THE TASK: Across the entries, how many lines have the string "float" in them? Reply with only a number.

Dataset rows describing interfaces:
= = =

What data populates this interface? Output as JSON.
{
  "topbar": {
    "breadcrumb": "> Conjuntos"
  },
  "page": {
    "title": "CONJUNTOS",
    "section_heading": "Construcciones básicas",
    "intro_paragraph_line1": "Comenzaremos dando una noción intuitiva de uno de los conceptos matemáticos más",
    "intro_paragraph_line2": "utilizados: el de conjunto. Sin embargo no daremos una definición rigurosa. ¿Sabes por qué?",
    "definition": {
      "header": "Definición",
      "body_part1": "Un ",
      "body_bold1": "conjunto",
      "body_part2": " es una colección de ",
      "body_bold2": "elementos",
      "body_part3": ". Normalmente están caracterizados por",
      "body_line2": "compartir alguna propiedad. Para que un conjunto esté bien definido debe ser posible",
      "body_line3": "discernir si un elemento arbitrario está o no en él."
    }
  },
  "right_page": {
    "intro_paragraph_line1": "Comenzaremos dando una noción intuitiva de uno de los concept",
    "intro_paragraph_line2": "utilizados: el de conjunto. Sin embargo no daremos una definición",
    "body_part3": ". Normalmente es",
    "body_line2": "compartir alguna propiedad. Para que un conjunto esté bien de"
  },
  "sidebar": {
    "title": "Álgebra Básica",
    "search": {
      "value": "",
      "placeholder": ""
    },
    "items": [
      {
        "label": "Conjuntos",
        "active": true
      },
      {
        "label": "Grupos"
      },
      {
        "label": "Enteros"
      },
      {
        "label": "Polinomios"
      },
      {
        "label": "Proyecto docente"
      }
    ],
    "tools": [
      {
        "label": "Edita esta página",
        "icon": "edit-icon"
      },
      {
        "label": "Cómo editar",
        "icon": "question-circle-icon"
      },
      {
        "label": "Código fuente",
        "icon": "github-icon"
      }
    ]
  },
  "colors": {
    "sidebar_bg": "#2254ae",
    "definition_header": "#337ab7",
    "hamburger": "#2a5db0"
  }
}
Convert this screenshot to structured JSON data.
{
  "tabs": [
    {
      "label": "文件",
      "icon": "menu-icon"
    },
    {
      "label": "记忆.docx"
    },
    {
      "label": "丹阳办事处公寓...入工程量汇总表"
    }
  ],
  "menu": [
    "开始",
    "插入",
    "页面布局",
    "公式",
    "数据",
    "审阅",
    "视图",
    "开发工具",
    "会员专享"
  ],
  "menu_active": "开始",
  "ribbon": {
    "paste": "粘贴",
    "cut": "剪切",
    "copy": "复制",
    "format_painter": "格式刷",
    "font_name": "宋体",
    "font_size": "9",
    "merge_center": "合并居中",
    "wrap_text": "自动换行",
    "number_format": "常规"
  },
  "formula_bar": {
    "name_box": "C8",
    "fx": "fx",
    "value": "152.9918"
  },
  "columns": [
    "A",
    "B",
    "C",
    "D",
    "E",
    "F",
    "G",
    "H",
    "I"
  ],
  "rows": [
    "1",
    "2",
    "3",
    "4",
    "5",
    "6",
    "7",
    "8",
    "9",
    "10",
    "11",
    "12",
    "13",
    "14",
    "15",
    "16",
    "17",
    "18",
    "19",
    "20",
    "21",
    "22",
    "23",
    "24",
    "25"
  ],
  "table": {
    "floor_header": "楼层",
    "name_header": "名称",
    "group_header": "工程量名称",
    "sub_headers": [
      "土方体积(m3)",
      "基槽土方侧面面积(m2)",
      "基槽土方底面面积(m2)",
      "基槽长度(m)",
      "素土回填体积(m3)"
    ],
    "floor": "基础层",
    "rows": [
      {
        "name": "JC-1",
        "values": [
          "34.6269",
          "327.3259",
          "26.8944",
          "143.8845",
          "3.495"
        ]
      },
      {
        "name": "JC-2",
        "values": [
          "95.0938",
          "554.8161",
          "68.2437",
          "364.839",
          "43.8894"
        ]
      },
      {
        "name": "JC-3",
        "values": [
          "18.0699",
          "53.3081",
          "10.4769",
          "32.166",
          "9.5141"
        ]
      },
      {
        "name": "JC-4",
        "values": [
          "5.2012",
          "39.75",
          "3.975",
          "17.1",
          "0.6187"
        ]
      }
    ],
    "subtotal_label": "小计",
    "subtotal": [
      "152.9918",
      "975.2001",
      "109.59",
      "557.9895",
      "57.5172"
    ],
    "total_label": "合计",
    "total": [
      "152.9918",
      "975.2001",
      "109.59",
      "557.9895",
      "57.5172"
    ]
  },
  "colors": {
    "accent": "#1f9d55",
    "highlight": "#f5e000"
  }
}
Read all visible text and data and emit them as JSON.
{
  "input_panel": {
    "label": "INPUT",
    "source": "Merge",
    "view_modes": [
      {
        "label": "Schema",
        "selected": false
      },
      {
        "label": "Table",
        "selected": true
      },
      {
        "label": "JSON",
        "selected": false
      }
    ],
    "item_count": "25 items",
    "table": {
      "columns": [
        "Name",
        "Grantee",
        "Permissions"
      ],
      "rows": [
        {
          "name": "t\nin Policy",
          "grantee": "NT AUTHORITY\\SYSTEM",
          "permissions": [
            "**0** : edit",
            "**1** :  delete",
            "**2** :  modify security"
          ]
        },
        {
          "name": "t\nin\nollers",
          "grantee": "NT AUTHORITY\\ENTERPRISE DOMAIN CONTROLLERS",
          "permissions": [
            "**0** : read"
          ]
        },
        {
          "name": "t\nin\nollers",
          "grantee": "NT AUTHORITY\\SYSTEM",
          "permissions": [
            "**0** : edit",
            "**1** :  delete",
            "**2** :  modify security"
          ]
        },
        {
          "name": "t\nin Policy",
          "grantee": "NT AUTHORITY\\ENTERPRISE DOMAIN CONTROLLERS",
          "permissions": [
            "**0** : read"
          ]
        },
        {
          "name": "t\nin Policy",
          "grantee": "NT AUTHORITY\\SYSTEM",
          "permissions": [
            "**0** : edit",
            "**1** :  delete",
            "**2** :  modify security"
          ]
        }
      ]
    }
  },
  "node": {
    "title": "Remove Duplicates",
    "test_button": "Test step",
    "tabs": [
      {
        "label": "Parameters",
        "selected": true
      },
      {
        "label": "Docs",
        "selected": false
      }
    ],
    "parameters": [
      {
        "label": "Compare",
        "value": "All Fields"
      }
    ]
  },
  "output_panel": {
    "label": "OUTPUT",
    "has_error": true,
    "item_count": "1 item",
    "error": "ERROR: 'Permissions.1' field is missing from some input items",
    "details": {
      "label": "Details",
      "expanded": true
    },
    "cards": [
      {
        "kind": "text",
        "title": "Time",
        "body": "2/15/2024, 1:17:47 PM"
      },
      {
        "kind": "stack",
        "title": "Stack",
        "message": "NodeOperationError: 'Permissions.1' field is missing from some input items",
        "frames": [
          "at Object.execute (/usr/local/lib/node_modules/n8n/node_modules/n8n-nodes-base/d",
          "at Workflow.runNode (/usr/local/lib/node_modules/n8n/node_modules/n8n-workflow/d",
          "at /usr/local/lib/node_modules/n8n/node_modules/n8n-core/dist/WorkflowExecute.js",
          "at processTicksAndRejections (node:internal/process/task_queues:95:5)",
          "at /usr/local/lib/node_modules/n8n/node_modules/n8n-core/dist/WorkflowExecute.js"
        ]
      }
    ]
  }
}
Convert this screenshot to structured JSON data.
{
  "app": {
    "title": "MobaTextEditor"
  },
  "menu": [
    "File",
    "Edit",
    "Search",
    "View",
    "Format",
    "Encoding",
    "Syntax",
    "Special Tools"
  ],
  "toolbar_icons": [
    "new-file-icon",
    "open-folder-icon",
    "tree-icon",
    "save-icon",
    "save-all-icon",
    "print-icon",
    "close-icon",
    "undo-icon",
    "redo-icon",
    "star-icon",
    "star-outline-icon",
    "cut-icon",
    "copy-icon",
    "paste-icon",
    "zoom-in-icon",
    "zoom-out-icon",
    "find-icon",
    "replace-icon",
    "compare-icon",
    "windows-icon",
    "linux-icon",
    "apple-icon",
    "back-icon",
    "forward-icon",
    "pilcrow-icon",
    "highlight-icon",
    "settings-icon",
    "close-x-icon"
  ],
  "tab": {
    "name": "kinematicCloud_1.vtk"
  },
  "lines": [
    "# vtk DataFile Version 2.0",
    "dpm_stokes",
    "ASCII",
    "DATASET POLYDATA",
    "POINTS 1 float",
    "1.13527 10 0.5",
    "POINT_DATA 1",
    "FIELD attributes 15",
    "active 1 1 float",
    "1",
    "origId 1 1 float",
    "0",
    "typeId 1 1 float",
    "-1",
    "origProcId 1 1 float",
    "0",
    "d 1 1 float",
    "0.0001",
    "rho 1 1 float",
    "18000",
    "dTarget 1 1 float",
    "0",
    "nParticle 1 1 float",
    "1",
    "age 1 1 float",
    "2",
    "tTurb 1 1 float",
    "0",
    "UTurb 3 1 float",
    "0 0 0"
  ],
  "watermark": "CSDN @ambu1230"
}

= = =

ANSWER BOX: 12